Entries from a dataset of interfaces
◆ ◆ ◆

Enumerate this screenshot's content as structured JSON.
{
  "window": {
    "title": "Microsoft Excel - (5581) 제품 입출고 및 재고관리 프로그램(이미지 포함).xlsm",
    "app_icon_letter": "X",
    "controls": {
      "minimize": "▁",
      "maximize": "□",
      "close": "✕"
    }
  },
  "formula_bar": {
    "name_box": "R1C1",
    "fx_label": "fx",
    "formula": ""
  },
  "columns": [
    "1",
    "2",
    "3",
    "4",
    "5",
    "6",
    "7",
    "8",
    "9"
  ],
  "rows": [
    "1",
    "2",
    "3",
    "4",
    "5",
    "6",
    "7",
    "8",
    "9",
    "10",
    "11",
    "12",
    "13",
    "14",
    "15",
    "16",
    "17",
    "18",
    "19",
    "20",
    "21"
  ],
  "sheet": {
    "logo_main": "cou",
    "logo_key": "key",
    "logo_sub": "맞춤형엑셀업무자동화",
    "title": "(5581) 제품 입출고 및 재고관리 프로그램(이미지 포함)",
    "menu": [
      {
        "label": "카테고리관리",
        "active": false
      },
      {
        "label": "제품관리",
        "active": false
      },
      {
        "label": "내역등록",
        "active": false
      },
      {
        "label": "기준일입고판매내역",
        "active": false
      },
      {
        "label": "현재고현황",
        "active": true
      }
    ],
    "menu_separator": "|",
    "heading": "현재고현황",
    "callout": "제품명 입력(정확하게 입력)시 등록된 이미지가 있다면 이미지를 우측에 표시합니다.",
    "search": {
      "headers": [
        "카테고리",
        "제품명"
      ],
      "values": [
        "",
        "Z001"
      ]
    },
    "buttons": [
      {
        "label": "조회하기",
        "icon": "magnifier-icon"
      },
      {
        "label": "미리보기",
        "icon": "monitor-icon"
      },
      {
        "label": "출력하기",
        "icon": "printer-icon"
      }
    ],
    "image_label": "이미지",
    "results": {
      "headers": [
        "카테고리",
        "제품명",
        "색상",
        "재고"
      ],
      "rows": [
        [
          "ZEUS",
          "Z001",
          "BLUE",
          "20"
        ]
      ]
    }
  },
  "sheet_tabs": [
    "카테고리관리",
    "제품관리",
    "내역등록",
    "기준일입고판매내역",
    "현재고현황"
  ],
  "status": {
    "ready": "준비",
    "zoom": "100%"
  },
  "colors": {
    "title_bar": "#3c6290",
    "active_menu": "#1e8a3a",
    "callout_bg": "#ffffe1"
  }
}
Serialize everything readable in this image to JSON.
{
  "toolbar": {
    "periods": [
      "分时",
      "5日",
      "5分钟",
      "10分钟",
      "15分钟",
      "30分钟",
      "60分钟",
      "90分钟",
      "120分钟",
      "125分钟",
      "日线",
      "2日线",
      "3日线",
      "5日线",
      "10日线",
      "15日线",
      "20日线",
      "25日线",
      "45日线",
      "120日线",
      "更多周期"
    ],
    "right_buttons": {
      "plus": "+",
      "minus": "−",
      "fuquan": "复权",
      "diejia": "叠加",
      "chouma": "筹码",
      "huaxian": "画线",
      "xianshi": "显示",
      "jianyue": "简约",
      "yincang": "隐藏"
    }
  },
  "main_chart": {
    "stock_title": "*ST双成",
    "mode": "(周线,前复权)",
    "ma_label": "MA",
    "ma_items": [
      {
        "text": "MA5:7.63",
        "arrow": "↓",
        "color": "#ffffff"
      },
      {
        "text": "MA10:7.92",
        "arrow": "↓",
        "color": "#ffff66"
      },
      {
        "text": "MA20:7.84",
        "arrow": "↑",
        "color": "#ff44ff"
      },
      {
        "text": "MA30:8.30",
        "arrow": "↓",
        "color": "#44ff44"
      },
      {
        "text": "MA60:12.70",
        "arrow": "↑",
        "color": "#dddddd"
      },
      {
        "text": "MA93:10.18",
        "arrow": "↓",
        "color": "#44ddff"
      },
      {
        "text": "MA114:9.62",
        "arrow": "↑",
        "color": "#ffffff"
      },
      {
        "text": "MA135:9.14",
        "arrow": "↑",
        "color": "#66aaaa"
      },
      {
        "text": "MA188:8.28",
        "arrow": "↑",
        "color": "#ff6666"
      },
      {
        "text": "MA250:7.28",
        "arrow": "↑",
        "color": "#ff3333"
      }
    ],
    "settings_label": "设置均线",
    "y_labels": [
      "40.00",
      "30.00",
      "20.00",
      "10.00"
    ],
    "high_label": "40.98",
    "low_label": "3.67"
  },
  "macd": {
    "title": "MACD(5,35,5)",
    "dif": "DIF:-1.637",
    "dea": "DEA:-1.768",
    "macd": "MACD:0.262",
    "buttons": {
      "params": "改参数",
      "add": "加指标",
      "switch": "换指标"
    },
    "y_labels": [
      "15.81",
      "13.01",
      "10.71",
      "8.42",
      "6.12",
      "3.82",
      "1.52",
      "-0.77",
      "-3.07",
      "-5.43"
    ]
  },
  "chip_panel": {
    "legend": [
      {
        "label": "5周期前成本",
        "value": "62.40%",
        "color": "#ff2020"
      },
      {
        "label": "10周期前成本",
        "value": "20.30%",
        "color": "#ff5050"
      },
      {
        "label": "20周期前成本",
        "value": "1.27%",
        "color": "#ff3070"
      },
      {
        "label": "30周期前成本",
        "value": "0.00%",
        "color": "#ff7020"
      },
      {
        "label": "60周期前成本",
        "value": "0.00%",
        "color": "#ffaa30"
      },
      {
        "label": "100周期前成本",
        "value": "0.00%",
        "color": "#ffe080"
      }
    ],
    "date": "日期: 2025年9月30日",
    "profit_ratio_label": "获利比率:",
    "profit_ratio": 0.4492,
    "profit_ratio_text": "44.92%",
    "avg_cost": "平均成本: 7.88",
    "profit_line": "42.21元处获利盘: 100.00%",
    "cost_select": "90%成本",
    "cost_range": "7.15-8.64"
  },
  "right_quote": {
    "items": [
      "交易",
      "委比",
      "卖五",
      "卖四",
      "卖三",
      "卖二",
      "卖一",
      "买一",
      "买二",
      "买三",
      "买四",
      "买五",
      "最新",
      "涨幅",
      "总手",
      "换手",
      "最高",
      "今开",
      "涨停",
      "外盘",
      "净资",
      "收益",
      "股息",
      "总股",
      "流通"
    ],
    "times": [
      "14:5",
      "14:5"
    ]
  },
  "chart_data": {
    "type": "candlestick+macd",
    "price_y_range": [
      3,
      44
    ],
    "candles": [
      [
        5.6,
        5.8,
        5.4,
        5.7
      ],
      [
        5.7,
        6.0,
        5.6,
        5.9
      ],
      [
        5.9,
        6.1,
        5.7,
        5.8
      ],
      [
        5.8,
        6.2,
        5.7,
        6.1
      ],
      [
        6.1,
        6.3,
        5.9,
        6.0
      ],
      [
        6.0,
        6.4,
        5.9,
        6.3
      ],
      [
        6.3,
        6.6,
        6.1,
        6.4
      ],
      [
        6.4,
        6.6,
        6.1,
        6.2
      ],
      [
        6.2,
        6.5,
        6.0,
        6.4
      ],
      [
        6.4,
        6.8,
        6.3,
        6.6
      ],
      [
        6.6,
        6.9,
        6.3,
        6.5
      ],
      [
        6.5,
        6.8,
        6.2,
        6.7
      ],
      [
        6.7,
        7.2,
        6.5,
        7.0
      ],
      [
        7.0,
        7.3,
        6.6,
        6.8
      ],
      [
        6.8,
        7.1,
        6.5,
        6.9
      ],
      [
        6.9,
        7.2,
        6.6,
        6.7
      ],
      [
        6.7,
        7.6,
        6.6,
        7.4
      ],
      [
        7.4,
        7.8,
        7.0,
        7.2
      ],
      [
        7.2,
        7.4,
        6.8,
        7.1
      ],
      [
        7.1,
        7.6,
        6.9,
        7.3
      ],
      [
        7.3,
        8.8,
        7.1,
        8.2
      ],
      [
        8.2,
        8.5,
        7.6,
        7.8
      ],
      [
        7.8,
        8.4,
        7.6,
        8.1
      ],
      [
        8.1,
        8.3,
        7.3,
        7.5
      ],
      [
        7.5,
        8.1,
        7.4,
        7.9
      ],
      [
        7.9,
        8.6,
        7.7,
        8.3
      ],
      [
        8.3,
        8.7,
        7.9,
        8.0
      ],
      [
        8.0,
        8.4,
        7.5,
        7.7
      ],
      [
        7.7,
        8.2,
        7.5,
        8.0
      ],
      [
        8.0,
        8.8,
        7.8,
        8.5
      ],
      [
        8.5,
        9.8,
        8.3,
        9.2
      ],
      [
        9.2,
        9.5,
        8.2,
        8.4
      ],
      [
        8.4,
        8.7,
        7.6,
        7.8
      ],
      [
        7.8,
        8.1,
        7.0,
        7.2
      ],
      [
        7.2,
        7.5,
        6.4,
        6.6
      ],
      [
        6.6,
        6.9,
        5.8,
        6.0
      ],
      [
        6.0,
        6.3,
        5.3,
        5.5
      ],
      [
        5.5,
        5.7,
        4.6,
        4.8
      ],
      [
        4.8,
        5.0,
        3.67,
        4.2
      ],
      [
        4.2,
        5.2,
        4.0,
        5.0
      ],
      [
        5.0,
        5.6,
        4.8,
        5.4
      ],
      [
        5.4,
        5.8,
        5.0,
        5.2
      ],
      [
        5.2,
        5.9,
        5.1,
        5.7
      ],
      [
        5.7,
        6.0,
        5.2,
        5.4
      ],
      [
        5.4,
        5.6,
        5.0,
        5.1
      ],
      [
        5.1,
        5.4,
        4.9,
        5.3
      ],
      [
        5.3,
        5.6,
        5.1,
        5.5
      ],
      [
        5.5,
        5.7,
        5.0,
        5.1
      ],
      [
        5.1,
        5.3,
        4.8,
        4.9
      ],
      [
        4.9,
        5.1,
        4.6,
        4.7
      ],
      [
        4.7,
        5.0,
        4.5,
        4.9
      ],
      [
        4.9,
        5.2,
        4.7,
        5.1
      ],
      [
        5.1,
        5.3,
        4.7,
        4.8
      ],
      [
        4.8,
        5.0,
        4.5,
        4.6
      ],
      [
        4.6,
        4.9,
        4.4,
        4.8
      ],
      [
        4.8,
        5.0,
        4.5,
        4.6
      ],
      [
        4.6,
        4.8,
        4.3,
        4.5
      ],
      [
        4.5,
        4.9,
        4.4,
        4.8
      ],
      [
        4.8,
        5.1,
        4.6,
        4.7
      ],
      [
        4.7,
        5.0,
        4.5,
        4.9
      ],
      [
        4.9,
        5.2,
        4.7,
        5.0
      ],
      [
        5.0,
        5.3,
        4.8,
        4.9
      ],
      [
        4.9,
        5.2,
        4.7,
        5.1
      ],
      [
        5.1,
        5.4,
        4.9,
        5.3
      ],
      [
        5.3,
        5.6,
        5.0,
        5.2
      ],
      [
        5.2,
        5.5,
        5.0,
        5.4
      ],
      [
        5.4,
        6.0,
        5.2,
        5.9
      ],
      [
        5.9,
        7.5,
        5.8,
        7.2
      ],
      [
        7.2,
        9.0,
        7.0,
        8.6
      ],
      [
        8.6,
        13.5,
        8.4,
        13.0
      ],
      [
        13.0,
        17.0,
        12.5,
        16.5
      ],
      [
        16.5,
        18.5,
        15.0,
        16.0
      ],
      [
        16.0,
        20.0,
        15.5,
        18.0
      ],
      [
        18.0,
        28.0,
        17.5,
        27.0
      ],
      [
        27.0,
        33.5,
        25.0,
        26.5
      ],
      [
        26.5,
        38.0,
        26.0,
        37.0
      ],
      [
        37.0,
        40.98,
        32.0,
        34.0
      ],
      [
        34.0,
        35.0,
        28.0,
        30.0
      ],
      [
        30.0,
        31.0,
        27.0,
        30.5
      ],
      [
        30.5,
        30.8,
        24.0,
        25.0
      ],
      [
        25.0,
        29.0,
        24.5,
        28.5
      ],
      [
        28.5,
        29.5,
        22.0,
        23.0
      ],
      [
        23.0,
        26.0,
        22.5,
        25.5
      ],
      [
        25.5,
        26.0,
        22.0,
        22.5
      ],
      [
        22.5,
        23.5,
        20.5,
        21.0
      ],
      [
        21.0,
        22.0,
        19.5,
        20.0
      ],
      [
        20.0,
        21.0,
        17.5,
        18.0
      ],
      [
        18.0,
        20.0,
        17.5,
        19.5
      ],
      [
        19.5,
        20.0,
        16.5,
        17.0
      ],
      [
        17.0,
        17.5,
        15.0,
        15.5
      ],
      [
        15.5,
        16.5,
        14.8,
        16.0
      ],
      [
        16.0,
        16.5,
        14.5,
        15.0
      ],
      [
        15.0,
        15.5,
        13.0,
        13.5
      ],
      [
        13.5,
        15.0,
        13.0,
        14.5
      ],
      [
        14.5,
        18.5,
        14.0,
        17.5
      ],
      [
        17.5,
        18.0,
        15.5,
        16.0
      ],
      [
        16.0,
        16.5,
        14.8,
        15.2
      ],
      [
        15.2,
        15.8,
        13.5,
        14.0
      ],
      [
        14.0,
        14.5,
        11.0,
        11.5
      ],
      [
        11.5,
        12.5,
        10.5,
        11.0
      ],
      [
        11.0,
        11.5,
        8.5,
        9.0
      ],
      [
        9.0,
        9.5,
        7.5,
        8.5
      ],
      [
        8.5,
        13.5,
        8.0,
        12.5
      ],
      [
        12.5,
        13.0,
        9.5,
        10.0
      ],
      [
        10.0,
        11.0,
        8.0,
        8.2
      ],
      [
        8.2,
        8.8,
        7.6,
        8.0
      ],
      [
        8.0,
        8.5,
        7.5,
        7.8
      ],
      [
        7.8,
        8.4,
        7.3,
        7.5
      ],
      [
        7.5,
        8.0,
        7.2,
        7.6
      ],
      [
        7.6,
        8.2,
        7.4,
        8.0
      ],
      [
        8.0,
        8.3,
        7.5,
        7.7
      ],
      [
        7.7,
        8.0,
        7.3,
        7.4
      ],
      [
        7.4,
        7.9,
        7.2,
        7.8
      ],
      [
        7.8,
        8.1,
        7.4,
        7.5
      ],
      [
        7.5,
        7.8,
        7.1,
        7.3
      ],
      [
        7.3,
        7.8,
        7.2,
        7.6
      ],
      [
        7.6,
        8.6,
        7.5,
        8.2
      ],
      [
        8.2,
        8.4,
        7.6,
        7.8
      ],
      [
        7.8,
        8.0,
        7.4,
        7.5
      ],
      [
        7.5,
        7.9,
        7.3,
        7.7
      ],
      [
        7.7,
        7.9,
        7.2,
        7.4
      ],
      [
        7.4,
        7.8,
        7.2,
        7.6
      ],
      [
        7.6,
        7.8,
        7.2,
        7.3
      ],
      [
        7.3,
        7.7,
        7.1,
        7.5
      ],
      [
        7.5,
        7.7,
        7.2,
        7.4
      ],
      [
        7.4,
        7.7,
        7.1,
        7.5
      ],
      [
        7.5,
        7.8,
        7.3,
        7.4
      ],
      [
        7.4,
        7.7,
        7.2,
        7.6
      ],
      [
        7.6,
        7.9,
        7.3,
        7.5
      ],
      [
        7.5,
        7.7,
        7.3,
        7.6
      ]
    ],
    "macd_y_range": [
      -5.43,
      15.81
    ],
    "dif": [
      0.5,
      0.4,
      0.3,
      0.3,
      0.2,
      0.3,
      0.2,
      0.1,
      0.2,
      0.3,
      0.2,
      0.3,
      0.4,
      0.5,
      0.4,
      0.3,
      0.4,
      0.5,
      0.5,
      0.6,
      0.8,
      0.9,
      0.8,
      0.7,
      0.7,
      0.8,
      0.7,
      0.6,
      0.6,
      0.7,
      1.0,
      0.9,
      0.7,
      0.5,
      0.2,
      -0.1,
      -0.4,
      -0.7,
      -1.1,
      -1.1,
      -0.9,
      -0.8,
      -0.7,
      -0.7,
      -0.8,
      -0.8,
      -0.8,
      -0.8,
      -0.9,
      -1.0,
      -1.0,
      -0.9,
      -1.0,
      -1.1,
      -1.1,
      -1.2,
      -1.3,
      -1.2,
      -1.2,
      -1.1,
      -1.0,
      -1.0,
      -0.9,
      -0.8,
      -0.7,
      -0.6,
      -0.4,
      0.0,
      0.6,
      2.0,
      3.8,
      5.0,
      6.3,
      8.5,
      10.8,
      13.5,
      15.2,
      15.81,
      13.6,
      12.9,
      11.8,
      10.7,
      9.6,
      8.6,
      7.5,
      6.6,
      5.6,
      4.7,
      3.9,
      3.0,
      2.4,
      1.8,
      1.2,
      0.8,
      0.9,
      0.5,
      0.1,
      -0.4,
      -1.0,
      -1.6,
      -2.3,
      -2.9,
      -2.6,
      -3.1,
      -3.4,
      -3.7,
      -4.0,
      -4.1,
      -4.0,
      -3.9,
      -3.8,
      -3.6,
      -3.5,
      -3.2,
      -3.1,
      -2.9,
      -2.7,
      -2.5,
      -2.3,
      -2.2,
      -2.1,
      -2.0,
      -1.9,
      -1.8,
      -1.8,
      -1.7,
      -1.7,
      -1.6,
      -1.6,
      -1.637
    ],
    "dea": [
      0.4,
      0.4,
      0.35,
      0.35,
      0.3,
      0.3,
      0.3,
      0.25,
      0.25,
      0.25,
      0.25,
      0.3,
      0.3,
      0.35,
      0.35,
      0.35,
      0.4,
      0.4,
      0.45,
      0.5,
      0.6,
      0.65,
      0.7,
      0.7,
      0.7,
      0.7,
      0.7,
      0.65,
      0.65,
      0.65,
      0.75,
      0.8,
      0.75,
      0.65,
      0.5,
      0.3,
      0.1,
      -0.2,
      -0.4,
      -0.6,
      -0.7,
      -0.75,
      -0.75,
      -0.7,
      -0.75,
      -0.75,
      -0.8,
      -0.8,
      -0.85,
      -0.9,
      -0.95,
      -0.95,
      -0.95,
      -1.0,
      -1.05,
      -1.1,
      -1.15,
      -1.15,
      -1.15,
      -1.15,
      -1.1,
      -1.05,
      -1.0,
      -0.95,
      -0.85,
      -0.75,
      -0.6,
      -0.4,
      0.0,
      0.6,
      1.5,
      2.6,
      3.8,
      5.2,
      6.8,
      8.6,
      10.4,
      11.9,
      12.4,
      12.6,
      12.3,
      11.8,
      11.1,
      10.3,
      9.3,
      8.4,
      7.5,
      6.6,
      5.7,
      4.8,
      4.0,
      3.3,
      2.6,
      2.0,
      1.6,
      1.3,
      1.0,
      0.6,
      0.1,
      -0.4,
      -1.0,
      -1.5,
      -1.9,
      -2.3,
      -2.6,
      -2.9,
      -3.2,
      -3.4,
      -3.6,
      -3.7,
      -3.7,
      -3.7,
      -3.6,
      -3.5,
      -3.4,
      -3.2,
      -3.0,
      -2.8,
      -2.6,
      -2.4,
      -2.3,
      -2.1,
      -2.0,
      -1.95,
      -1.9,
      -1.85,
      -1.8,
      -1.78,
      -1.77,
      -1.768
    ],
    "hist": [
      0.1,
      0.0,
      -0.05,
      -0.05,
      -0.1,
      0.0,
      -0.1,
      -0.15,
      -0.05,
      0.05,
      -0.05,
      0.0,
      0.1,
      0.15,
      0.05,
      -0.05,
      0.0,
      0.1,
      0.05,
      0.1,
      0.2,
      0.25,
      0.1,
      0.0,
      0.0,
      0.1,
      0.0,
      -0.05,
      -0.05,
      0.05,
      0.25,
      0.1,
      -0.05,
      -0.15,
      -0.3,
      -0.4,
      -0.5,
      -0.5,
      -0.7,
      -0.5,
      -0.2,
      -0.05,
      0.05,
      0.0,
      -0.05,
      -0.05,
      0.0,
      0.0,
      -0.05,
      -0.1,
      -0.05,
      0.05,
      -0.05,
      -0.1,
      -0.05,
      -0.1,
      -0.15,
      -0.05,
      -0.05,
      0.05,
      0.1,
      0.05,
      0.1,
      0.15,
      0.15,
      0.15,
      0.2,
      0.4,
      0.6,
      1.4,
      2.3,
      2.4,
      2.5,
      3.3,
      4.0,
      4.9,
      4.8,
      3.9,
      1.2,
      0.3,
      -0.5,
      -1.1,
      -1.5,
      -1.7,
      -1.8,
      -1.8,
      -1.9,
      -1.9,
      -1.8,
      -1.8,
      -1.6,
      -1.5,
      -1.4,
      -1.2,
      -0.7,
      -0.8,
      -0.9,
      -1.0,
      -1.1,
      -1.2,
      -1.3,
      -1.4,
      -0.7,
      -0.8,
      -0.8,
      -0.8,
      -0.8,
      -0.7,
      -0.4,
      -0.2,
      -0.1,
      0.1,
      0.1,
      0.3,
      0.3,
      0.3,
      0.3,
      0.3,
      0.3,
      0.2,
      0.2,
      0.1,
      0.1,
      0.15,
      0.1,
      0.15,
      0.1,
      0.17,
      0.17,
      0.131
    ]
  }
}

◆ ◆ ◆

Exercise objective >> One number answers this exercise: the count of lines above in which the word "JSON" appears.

Answer to the problem >> 2